#### Assigned task:
A single number is the answer here: how many lines below include "theme"?

START Information shown

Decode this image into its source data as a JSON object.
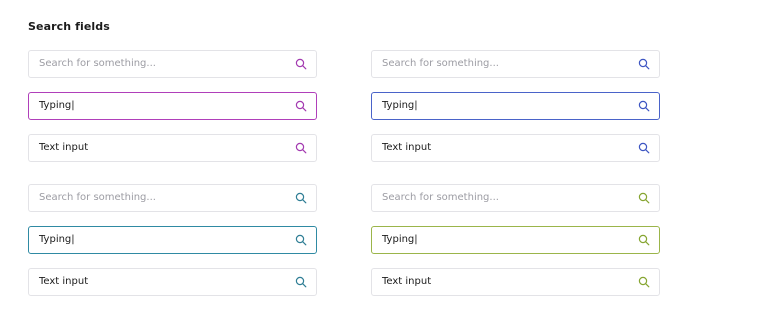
{
  "section": {
    "title": "Search fields"
  },
  "icon": "search-icon",
  "groups": [
    {
      "theme": "purple",
      "accent": "#a33ab0",
      "fields": [
        {
          "state": "empty",
          "placeholder": "Search for something..."
        },
        {
          "state": "focused",
          "value": "Typing|"
        },
        {
          "state": "filled",
          "value": "Text input"
        }
      ]
    },
    {
      "theme": "blue",
      "accent": "#3d55c2",
      "fields": [
        {
          "state": "empty",
          "placeholder": "Search for something..."
        },
        {
          "state": "focused",
          "value": "Typing|"
        },
        {
          "state": "filled",
          "value": "Text input"
        }
      ]
    },
    {
      "theme": "teal",
      "accent": "#2f7e95",
      "fields": [
        {
          "state": "empty",
          "placeholder": "Search for something..."
        },
        {
          "state": "focused",
          "value": "Typing|"
        },
        {
          "state": "filled",
          "value": "Text input"
        }
      ]
    },
    {
      "theme": "olive",
      "accent": "#86a531",
      "fields": [
        {
          "state": "empty",
          "placeholder": "Search for something..."
        },
        {
          "state": "focused",
          "value": "Typing|"
        },
        {
          "state": "filled",
          "value": "Text input"
        }
      ]
    }
  ]
}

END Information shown

#### Answer below:
4